In addition the fines are issued arbitrarily and capriciously. What they fine is not clearly defined by ordinance. When UNIT inspectors asked about this, their boss is reported to have told them, “Just look at it. If it looks OK, then forget it. Otherwise, write it up.”
If the inspector is having a good day, then it is OK. If he or she is having a bad day, then you get a fee. That is arbitrary and capricious.
When government violates the rights of its constituents, a wall of separation starts to build up a between the two of them. And then the government and its constituents become opponents in a game instead of team members working towards the same goal.
They start to live in two different worlds: the world of government, and the real world.
A while back I was talking to an alderman about this violation of constitutional rights. He did not like the idea of an appeal of UNIT citations. His statement was that when they get appealed to municipal court they just get dismissed!
Those in government understand his feeling. They want the money. Those of us in the private sector prefer our constitutional rights.
Recently the UNIT found a car parked on the lawn of a single family rental unit that we manage. Instead of fining the tenant, UNIT issued $125.00 in fees to the owner of the property, twice what the police department would have charged the owner of the automobile.
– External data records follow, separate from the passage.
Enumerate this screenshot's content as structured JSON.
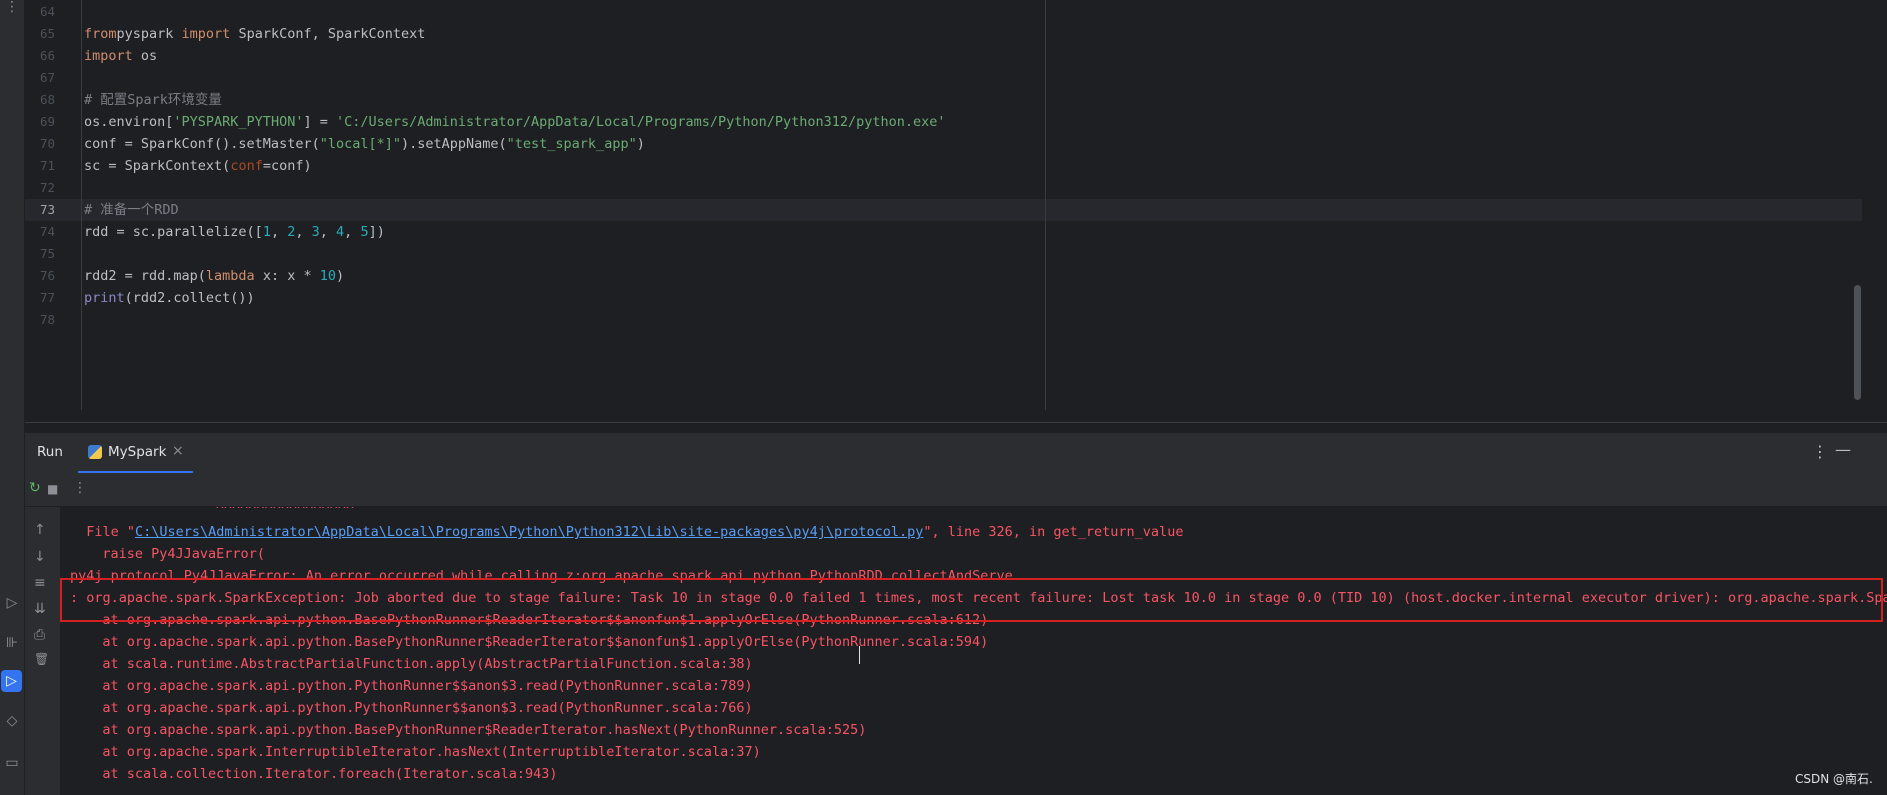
{
  "editor": {
    "current_line": "73",
    "lines": [
      {
        "no": "64",
        "segs": []
      },
      {
        "no": "65",
        "segs": [
          [
            "kw",
            "from"
          ],
          [
            "",
            "pyspark "
          ],
          [
            "kw",
            "import"
          ],
          [
            "",
            " SparkConf, SparkContext"
          ]
        ]
      },
      {
        "no": "66",
        "segs": [
          [
            "kw",
            "import"
          ],
          [
            "",
            " os"
          ]
        ]
      },
      {
        "no": "67",
        "segs": []
      },
      {
        "no": "68",
        "segs": [
          [
            "cmt",
            "# 配置Spark环境变量"
          ]
        ]
      },
      {
        "no": "69",
        "segs": [
          [
            "",
            "os.environ["
          ],
          [
            "str",
            "'PYSPARK_PYTHON'"
          ],
          [
            "",
            "] = "
          ],
          [
            "str",
            "'C:/Users/Administrator/AppData/Local/Programs/Python/Python312/python.exe'"
          ]
        ]
      },
      {
        "no": "70",
        "segs": [
          [
            "",
            "conf = SparkConf().setMaster("
          ],
          [
            "str",
            "\"local[*]\""
          ],
          [
            "",
            ").setAppName("
          ],
          [
            "str",
            "\"test_spark_app\""
          ],
          [
            "",
            ")"
          ]
        ]
      },
      {
        "no": "71",
        "segs": [
          [
            "",
            "sc = SparkContext("
          ],
          [
            "prm",
            "conf"
          ],
          [
            "",
            "=conf)"
          ]
        ]
      },
      {
        "no": "72",
        "segs": []
      },
      {
        "no": "73",
        "segs": [
          [
            "cmt",
            "# 准备一个RDD"
          ]
        ]
      },
      {
        "no": "74",
        "segs": [
          [
            "",
            "rdd = sc.parallelize(["
          ],
          [
            "num",
            "1"
          ],
          [
            "",
            ", "
          ],
          [
            "num",
            "2"
          ],
          [
            "",
            ", "
          ],
          [
            "num",
            "3"
          ],
          [
            "",
            ", "
          ],
          [
            "num",
            "4"
          ],
          [
            "",
            ", "
          ],
          [
            "num",
            "5"
          ],
          [
            "",
            "])"
          ]
        ]
      },
      {
        "no": "75",
        "segs": []
      },
      {
        "no": "76",
        "segs": [
          [
            "",
            "rdd2 = rdd.map("
          ],
          [
            "kw",
            "lambda"
          ],
          [
            "",
            " x: x * "
          ],
          [
            "num",
            "10"
          ],
          [
            "",
            ")"
          ]
        ]
      },
      {
        "no": "77",
        "segs": [
          [
            "bi",
            "print"
          ],
          [
            "",
            "(rdd2.collect())"
          ]
        ]
      },
      {
        "no": "78",
        "segs": []
      }
    ]
  },
  "run_panel": {
    "title": "Run",
    "tab_label": "MySpark",
    "tab_close_icon": "×",
    "more_icon": "⋮",
    "minimize_icon": "—"
  },
  "toolbar": {
    "rerun_icon": "↻",
    "stop_icon": "■",
    "more_icon": "⋮"
  },
  "side_icons": [
    "↑",
    "↓",
    "≡",
    "⇊",
    "⎙",
    "🗑"
  ],
  "console": {
    "lines": [
      {
        "indent": 18,
        "pre": "^^^^^^^^^^^^^^^^^",
        "link": "",
        "post": ""
      },
      {
        "indent": 2,
        "pre": "File \"",
        "link": "C:\\Users\\Administrator\\AppData\\Local\\Programs\\Python\\Python312\\Lib\\site-packages\\py4j\\protocol.py",
        "post": "\", line 326, in get_return_value"
      },
      {
        "indent": 4,
        "pre": "raise Py4JJavaError(",
        "link": "",
        "post": ""
      },
      {
        "indent": 0,
        "pre": "py4j.protocol.Py4JJavaError: An error occurred while calling z:org.apache.spark.api.python.PythonRDD.collectAndServe.",
        "link": "",
        "post": ""
      },
      {
        "indent": 0,
        "pre": ": org.apache.spark.SparkException: Job aborted due to stage failure: Task 10 in stage 0.0 failed 1 times, most recent failure: Lost task 10.0 in stage 0.0 (TID 10) (host.docker.internal executor driver): org.apache.spark.Spar",
        "link": "",
        "post": ""
      },
      {
        "indent": 4,
        "pre": "at org.apache.spark.api.python.BasePythonRunner$ReaderIterator$$anonfun$1.applyOrElse(PythonRunner.scala:612)",
        "link": "",
        "post": ""
      },
      {
        "indent": 4,
        "pre": "at org.apache.spark.api.python.BasePythonRunner$ReaderIterator$$anonfun$1.applyOrElse(PythonRunner.scala:594)",
        "link": "",
        "post": ""
      },
      {
        "indent": 4,
        "pre": "at scala.runtime.AbstractPartialFunction.apply(AbstractPartialFunction.scala:38)",
        "link": "",
        "post": ""
      },
      {
        "indent": 4,
        "pre": "at org.apache.spark.api.python.PythonRunner$$anon$3.read(PythonRunner.scala:789)",
        "link": "",
        "post": ""
      },
      {
        "indent": 4,
        "pre": "at org.apache.spark.api.python.PythonRunner$$anon$3.read(PythonRunner.scala:766)",
        "link": "",
        "post": ""
      },
      {
        "indent": 4,
        "pre": "at org.apache.spark.api.python.BasePythonRunner$ReaderIterator.hasNext(PythonRunner.scala:525)",
        "link": "",
        "post": ""
      },
      {
        "indent": 4,
        "pre": "at org.apache.spark.InterruptibleIterator.hasNext(InterruptibleIterator.scala:37)",
        "link": "",
        "post": ""
      },
      {
        "indent": 4,
        "pre": "at scala.collection.Iterator.foreach(Iterator.scala:943)",
        "link": "",
        "post": ""
      }
    ]
  },
  "watermark": "CSDN @南石.",
  "colors": {
    "accent": "#3574f0",
    "error_text": "#f75464",
    "error_box": "#d61f1f",
    "link": "#589df6"
  }
}
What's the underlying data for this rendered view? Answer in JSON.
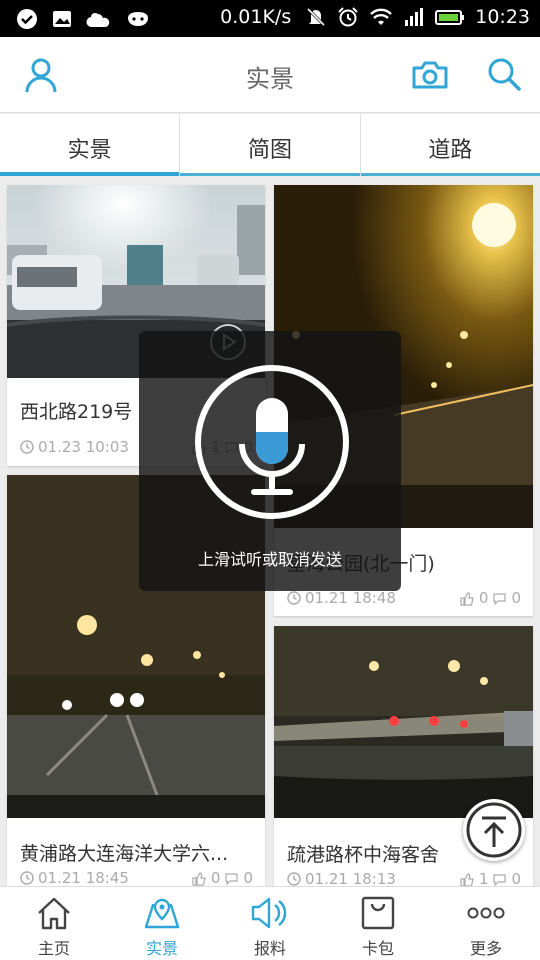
{
  "status_bar": {
    "speed": "0.01K/s",
    "time": "10:23"
  },
  "header": {
    "title": "实景"
  },
  "tabs": [
    {
      "label": "实景",
      "active": true
    },
    {
      "label": "简图",
      "active": false
    },
    {
      "label": "道路",
      "active": false
    }
  ],
  "cards": [
    {
      "title": "西北路219号",
      "time": "01.23 10:03",
      "likes": "1",
      "comments": "0"
    },
    {
      "title": "星海公园(北一门)",
      "time": "01.21 18:48",
      "likes": "0",
      "comments": "0"
    },
    {
      "title": "黄浦路大连海洋大学六...",
      "time": "01.21 18:45",
      "likes": "0",
      "comments": "0"
    },
    {
      "title": "疏港路杯中海客舍",
      "time": "01.21 18:13",
      "likes": "1",
      "comments": "0"
    }
  ],
  "voice_overlay": {
    "hint": "上滑试听或取消发送"
  },
  "bottom_nav": [
    {
      "label": "主页",
      "icon": "home-icon",
      "active": false
    },
    {
      "label": "实景",
      "icon": "map-pin-icon",
      "active": true
    },
    {
      "label": "报料",
      "icon": "speaker-icon",
      "active": false
    },
    {
      "label": "卡包",
      "icon": "bag-icon",
      "active": false
    },
    {
      "label": "更多",
      "icon": "more-icon",
      "active": false
    }
  ],
  "colors": {
    "accent": "#2fa6d6",
    "text": "#333333",
    "muted": "#aaaaaa"
  }
}
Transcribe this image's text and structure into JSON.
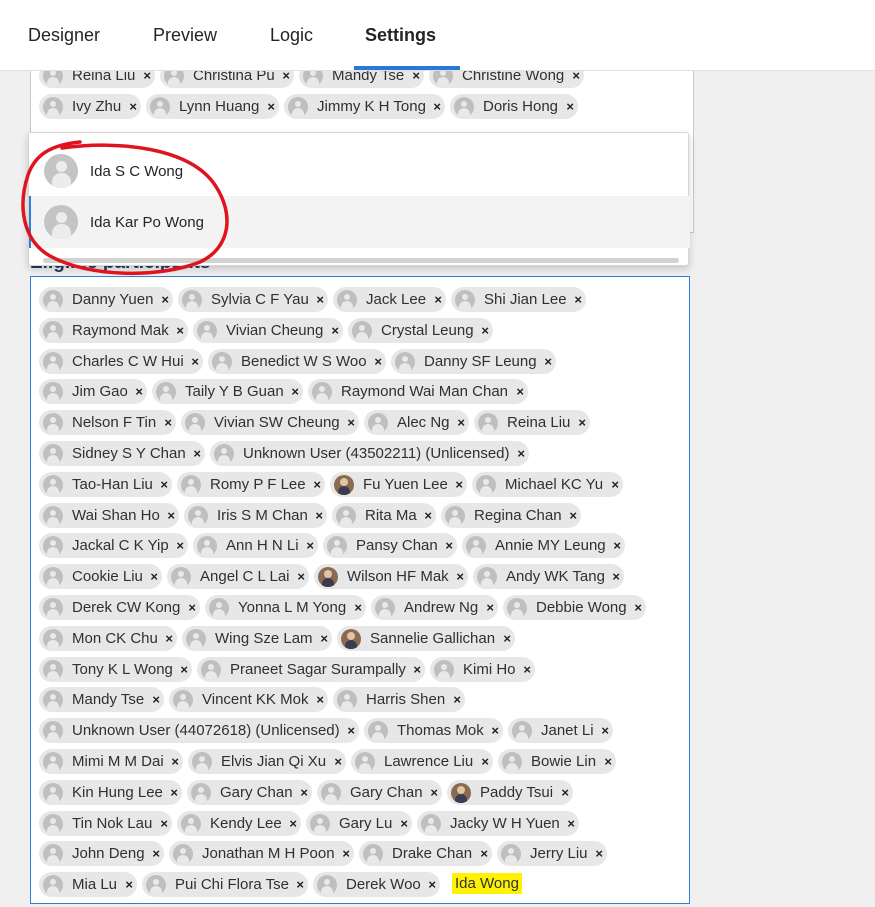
{
  "tabs": [
    {
      "label": "Designer",
      "active": false
    },
    {
      "label": "Preview",
      "active": false
    },
    {
      "label": "Logic",
      "active": false
    },
    {
      "label": "Settings",
      "active": true
    }
  ],
  "upper_chips": [
    [
      "Reina Liu",
      "Christina Pu",
      "Mandy Tse",
      "Christine Wong"
    ],
    [
      "Ivy Zhu",
      "Lynn Huang",
      "Jimmy K H Tong",
      "Doris Hong"
    ]
  ],
  "eligible_label": "Eligible participants",
  "suggestions": [
    "Ida S C Wong",
    "Ida Kar Po Wong"
  ],
  "participants": [
    [
      "Danny Yuen",
      "Sylvia C F Yau",
      "Jack Lee",
      "Shi Jian Lee"
    ],
    [
      "Raymond Mak",
      "Vivian Cheung",
      "Crystal Leung"
    ],
    [
      "Charles C W Hui",
      "Benedict W S Woo",
      "Danny SF Leung"
    ],
    [
      "Jim Gao",
      "Taily Y B Guan",
      "Raymond Wai Man Chan"
    ],
    [
      "Nelson F Tin",
      "Vivian SW Cheung",
      "Alec Ng",
      "Reina Liu"
    ],
    [
      "Sidney S Y Chan",
      "Unknown User (43502211) (Unlicensed)"
    ],
    [
      "Tao-Han Liu",
      "Romy P F Lee",
      "Fu Yuen Lee",
      "Michael KC Yu"
    ],
    [
      "Wai Shan Ho",
      "Iris S M Chan",
      "Rita Ma",
      "Regina Chan"
    ],
    [
      "Jackal C K Yip",
      "Ann H N Li",
      "Pansy Chan",
      "Annie MY Leung"
    ],
    [
      "Cookie Liu",
      "Angel C L Lai",
      "Wilson HF Mak",
      "Andy WK Tang"
    ],
    [
      "Derek CW Kong",
      "Yonna L M Yong",
      "Andrew Ng",
      "Debbie Wong"
    ],
    [
      "Mon CK Chu",
      "Wing Sze Lam",
      "Sannelie Gallichan"
    ],
    [
      "Tony K L Wong",
      "Praneet Sagar Surampally",
      "Kimi Ho"
    ],
    [
      "Mandy Tse",
      "Vincent KK Mok",
      "Harris Shen"
    ],
    [
      "Unknown User (44072618) (Unlicensed)",
      "Thomas Mok",
      "Janet Li"
    ],
    [
      "Mimi M M Dai",
      "Elvis Jian Qi Xu",
      "Lawrence Liu",
      "Bowie Lin"
    ],
    [
      "Kin Hung Lee",
      "Gary Chan",
      "Gary Chan",
      "Paddy Tsui"
    ],
    [
      "Tin Nok Lau",
      "Kendy Lee",
      "Gary Lu",
      "Jacky W H Yuen"
    ],
    [
      "John Deng",
      "Jonathan M H Poon",
      "Drake Chan",
      "Jerry Liu"
    ],
    [
      "Mia Lu",
      "Pui Chi Flora Tse",
      "Derek Woo"
    ]
  ],
  "photo_avatars": [
    "Fu Yuen Lee",
    "Wilson HF Mak",
    "Sannelie Gallichan",
    "Paddy Tsui"
  ],
  "typed_text": "Ida Wong",
  "remove_symbol": "×",
  "colors": {
    "accent": "#2e7fd8",
    "highlight": "#fff200",
    "annotation": "#e0141e"
  }
}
Those in government will rationalize that UNIT action. But most in the private sector find it appalling. Why not put responsibility where responsibility should be: fine the owner of the car.
At least there should have been a route of appeal for the owner of the property.
Like I say, government officials and their constituents live in two different worlds. And as these worlds grow further apart, those goals will become more difficult to achieve. Watch out when the T shirts appear saying don’t cooperate with the cops.
It’s an $84 million budget. The Aldermen can’t be that desperate for the $350,000 UNIT generates in the illegal manner I have described.
Unit can operate legally, just like it did before Gary Becker and Rick Heller devised the new system.
It must operate legally if we want to achieve the greatness for this city that we all desire.
(This is an edited version of my statments to the Common Council at its 10/20/09 meeting. You can see and hear them "in the body" on Car25.)
Monday, October 19, 2009
“Every challenge amount to an opportunity,” he proclaimed as he dove into his monologue announcing the decline in State shared revenue funds of from 2 to 5%. (The actual amount, he then went on to admit, was 2%.)
The shared revenue drop was $400K but the city cut back in spending an amount of $628K. The appearance is that he covered the drop, with some to spare. But in the end, the tax levy still increased $634K over the estimated spending for 2009.
The tax rate will finally rear its ugly head. Tax rates have declined for eight years according to the budget document. My guess is that it has been longer than that. But the chart only goes back to 2001. The burgeoning housing market driven by speculation and lowered interest rates have allowed the Mayors Smith and Becker to cloud their spending proclivities claiming a drop in the tax rate.
But not this year. The tax rate will increase about 6%. But that is only a start as the City Assessor has continued to proclaim false assessments between 50 and 100% above actual fair market values of properties.
Dickert says he did not lay off any bureaucrats because of the 17% unemployment rate. He backs up this position stating,“Never in my life have I seen such selfless sacrifice as I have this year,” referring to the role the bureaucracy played in keeping the budget at the level at which it came out.
He finished his presentation with statements about his plans with housing, crime and jobs.